Courtesy in dining halls: little effort goes long way
At meal time on campus, it’s a pretty routine procedure. Students trudge in, wait in line, swipe their cards, then go on to fill their plates. As they go through this daily ritual, many may take no notice of those behind the counters and registers, the ones who swipe cards with smiles and fill plates at the main line of the dining room.
They work hard and do all sorts of little odd-jobs. They enjoy working with the students at MC, and the students can make their jobs a little easier and their days a little brighter with just a small amount of effort and consideration.
Stephanie Gardner primarily works in Isaac’s Cafe but also helps out in Pearsons Dining Hall from time to time. The employees of both interchange fairly frequently, so they know the lay of the land in each establishment. With each dining hall, there are different ways that students can help out, and most of them aren’t very difficult.
In Pearsons, one of the main problems is trash left on the tables after meals.
“The biggest thing y’all can do for us is take your plates and napkins back. It really just makes our lives a lot easier,” Gardner said.
Cat Cobb, a door greeter at Pearsons, agreed that students’ cleaning up after themselves helps out quite a bit.
“A lot of times, it’s chairs,” Cobb said. “Sometimes you all move eight or nine chairs around one table, and if you just took a minute to move some of them back, that would make a big difference.”
In Isaac’s, where lines are more prevalent, employees said that it is a simple matter of mild endurance. Joyanna West, an employee at Isaac’s, said that she always appreciates when students are understanding during mealtime rush hour.
“Be patient with us, because we get pretty busy sometimes,” West said.
Other times, students can actually go a step further.
“A lot of times, you guys will spill something on the floor and volunteer to mop it up for us,” Gardner said. ”Some students refill ice for us when we get really busy, or they let us know when we’re out of condiments,” Gardner said.
This benefits students, as well, because often employees don’t realize they’ve run out of supplies.
Nonetheless, none of the employees were irritated or trying to lecture. Gardner said that most students were “as polite as can be,” a sentiment shared by many other employees.
Usually, helping out the employees of Isaac’s or Pearsons doesn’t require getting ice buckets or mopping up puddles. It’s just being friendly.
Toni Bigley is a notorious and well-loved employee at Isaac’s. She often goes out of her way to try and make a student’s day better, and all she asks in return is a bit of courtesy.

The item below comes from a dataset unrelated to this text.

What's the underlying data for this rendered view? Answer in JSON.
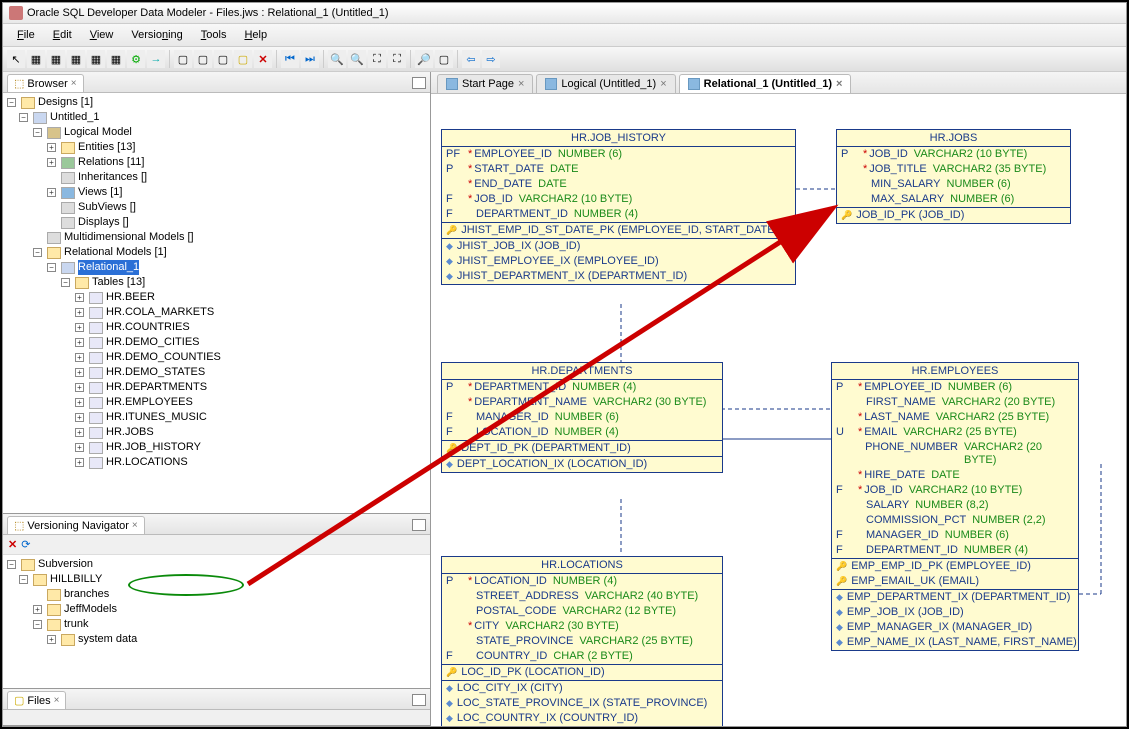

“All it takes is something small, like giving a smile and saying, ‘Thank you,’” Bigley said.
Going a step further can make it all the more worthwhile, because whether students realize it or not, the workers really do take their well-being to heart.
“We like you to let us feel like you know we care, because we do. Otherwise we wouldn’t be here,” Bigley said.